[Records from a data collection]
+---+

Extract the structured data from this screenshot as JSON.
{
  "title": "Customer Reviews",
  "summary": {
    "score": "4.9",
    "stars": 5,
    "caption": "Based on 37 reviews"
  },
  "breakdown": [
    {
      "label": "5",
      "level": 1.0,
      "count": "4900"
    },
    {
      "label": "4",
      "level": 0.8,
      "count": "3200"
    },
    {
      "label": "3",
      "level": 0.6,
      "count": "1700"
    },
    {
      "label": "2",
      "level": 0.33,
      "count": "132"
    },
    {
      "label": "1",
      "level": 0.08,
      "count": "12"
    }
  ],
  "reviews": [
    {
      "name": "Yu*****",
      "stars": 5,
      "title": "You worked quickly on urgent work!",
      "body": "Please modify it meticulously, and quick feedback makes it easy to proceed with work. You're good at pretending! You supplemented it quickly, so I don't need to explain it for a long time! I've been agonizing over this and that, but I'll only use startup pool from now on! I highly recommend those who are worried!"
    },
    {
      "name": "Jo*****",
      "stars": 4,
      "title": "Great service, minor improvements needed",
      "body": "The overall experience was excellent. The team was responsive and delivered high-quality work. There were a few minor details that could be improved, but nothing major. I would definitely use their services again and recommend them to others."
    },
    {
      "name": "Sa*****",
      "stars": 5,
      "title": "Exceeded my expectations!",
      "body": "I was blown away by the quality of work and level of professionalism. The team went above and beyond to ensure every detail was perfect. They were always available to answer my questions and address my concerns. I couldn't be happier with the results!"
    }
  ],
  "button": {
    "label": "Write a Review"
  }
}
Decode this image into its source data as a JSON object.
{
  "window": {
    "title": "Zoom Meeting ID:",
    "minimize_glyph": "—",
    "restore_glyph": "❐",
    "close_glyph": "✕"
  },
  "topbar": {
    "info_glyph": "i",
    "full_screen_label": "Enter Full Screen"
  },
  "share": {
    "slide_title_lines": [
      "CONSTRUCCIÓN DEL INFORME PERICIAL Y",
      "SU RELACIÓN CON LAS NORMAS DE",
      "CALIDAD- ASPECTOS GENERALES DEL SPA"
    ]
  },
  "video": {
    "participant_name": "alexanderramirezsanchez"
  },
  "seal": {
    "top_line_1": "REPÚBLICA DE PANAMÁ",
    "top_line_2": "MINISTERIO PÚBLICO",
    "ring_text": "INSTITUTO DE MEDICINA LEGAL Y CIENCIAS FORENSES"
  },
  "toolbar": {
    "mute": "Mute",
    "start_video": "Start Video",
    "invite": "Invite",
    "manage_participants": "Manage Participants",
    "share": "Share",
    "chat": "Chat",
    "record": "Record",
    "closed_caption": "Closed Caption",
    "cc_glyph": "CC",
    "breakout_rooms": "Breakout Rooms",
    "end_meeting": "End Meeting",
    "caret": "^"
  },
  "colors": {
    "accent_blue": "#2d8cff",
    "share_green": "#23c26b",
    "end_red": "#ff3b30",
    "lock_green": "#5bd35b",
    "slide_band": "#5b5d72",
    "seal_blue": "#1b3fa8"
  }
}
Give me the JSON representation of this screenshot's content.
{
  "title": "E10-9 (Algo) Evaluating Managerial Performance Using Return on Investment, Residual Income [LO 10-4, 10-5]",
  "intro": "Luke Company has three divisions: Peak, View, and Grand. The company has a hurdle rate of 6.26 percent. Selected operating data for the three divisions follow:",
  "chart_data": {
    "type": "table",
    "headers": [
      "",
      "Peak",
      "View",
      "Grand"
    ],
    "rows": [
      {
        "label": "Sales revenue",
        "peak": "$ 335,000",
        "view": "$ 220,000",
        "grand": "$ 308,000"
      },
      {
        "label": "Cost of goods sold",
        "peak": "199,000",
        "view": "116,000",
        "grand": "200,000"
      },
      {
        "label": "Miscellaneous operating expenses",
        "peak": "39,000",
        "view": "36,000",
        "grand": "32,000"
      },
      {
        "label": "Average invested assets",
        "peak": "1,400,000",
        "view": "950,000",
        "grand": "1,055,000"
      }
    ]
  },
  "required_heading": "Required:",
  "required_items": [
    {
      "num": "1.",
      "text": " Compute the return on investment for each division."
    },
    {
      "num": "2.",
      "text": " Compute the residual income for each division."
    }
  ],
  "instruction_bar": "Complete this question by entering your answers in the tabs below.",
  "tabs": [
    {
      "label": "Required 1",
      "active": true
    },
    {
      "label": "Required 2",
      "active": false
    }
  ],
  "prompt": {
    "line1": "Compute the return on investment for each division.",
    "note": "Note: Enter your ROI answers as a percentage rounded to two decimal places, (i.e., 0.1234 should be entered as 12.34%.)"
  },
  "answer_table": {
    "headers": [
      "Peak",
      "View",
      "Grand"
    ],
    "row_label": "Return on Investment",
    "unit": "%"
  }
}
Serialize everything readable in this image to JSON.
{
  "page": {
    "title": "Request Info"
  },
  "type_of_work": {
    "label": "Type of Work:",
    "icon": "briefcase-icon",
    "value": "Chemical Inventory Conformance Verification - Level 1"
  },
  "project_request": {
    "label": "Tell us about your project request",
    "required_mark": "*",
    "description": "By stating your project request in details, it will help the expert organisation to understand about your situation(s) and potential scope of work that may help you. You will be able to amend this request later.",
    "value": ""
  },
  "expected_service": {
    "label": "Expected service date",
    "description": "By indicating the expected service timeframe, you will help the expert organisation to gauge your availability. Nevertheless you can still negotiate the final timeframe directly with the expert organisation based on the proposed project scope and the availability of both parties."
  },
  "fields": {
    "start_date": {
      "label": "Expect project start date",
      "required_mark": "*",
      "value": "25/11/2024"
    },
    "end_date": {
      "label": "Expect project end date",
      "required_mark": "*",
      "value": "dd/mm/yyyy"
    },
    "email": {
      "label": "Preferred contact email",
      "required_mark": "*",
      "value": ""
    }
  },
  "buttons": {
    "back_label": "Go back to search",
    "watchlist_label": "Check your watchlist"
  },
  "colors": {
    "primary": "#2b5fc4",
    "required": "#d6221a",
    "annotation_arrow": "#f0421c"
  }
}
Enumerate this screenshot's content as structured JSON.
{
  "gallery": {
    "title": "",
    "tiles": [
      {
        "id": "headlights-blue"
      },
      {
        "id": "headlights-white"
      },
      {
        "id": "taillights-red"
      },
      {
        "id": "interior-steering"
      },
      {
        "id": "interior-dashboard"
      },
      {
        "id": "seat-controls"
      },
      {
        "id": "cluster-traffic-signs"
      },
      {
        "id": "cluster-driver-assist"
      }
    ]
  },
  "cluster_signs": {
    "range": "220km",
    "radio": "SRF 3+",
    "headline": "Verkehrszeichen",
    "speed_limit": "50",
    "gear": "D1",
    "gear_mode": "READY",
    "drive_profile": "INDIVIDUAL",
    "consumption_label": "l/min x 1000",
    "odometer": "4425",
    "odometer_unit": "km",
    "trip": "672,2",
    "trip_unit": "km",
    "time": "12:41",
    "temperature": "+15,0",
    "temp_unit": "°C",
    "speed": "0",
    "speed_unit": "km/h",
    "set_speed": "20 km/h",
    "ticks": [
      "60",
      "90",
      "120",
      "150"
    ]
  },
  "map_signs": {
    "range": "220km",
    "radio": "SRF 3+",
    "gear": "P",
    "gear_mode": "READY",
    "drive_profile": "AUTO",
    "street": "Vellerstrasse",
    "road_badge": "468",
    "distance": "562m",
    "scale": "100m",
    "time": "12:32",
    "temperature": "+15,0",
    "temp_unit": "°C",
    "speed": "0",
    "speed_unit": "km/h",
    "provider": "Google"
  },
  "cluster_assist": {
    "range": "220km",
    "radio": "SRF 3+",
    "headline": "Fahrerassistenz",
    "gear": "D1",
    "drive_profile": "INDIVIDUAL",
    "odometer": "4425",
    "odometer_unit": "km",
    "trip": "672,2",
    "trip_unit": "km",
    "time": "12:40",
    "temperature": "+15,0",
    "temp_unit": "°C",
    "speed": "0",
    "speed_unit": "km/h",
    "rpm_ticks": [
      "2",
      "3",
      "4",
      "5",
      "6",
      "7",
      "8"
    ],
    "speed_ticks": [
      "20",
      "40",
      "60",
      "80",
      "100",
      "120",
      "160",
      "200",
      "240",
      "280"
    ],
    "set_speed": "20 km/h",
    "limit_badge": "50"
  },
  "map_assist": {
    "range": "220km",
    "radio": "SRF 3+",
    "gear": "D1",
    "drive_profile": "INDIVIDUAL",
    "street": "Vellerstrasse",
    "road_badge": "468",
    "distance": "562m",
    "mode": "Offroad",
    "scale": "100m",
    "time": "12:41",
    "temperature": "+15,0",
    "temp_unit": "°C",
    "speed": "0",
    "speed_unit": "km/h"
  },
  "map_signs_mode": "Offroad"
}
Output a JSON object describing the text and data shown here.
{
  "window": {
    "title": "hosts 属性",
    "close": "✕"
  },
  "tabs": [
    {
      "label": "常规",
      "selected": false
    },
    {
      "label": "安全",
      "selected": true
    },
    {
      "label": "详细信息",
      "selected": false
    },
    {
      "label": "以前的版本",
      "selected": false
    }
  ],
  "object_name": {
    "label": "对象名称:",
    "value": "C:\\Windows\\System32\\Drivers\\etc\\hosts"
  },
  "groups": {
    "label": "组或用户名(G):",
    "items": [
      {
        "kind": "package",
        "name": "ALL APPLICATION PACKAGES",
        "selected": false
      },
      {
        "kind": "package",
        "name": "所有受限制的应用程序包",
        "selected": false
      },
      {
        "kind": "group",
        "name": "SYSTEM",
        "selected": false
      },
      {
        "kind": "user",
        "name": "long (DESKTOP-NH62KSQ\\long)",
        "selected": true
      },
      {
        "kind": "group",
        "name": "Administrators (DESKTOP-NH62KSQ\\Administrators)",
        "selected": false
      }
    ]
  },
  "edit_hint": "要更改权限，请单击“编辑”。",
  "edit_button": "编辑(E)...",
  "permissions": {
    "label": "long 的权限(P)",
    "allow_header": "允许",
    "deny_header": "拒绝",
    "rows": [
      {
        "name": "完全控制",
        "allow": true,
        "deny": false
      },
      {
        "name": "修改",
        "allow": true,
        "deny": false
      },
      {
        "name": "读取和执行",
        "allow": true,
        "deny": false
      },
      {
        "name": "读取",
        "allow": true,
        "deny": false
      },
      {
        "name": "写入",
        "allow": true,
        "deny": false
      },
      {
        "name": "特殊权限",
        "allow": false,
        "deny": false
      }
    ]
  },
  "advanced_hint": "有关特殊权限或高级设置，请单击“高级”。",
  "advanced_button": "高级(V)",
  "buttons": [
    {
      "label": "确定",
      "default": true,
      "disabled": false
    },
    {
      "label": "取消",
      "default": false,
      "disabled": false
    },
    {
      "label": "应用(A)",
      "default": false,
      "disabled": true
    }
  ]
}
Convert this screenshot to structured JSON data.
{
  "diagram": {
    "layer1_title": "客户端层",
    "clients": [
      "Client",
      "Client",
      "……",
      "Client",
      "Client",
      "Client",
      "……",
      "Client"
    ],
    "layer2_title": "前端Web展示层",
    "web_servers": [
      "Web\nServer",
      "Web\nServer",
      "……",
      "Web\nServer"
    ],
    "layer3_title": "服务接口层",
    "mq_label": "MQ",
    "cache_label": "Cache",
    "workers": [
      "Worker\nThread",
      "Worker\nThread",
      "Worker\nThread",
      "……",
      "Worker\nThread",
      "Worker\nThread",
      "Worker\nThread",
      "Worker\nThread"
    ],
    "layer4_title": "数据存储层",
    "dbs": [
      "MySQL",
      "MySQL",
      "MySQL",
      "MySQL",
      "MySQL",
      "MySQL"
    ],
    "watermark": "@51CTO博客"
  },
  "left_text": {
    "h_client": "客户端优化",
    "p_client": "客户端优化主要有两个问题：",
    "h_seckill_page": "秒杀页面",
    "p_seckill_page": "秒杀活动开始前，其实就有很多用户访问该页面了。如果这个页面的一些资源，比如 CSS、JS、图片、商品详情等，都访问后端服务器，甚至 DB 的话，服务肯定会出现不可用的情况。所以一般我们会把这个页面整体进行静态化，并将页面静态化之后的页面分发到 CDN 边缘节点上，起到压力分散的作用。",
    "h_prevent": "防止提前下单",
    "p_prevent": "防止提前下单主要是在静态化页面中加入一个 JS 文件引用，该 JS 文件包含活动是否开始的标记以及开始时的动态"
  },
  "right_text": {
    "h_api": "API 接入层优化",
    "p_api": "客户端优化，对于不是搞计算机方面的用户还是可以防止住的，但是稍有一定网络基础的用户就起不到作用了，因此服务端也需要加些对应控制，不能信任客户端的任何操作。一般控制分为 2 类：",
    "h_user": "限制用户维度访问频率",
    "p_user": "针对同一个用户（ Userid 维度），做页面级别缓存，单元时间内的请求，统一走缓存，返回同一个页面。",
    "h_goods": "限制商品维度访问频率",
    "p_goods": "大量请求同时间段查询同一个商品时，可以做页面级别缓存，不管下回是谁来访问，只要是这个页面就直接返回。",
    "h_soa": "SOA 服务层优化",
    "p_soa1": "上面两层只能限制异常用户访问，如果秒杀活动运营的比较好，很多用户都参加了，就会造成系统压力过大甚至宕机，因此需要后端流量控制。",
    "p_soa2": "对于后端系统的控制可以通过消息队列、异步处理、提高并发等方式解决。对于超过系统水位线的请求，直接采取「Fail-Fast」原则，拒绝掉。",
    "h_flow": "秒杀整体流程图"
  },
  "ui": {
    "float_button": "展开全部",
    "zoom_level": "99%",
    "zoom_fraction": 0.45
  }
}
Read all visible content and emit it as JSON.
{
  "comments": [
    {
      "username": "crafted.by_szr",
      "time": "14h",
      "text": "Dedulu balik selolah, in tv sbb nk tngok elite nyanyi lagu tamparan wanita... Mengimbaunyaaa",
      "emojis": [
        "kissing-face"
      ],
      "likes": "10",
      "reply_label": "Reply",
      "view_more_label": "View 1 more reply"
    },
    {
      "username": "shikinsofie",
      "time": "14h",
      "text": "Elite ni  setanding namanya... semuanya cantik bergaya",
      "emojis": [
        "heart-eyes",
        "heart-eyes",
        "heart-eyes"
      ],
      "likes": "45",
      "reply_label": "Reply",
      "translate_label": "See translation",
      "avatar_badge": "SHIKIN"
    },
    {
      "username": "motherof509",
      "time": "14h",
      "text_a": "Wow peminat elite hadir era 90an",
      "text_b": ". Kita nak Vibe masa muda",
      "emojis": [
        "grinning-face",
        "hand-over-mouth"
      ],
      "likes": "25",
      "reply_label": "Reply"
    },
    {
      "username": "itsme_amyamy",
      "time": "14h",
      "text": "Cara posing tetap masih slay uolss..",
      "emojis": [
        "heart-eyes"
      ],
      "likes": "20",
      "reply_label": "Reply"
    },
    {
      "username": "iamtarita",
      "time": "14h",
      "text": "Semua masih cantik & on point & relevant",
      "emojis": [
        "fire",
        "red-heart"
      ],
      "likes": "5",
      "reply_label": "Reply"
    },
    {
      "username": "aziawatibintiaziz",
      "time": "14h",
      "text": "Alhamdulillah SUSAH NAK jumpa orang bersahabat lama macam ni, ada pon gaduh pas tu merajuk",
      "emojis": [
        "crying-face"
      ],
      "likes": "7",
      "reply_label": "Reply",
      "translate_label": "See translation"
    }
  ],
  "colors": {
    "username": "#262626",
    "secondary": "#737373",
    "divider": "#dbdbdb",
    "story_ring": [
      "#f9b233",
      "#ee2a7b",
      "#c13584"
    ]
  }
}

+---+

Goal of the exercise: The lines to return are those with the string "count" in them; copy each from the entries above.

Response box:
      "count": "4900"
      "count": "3200"
      "count": "1700"
      "count": "132"
      "count": "12"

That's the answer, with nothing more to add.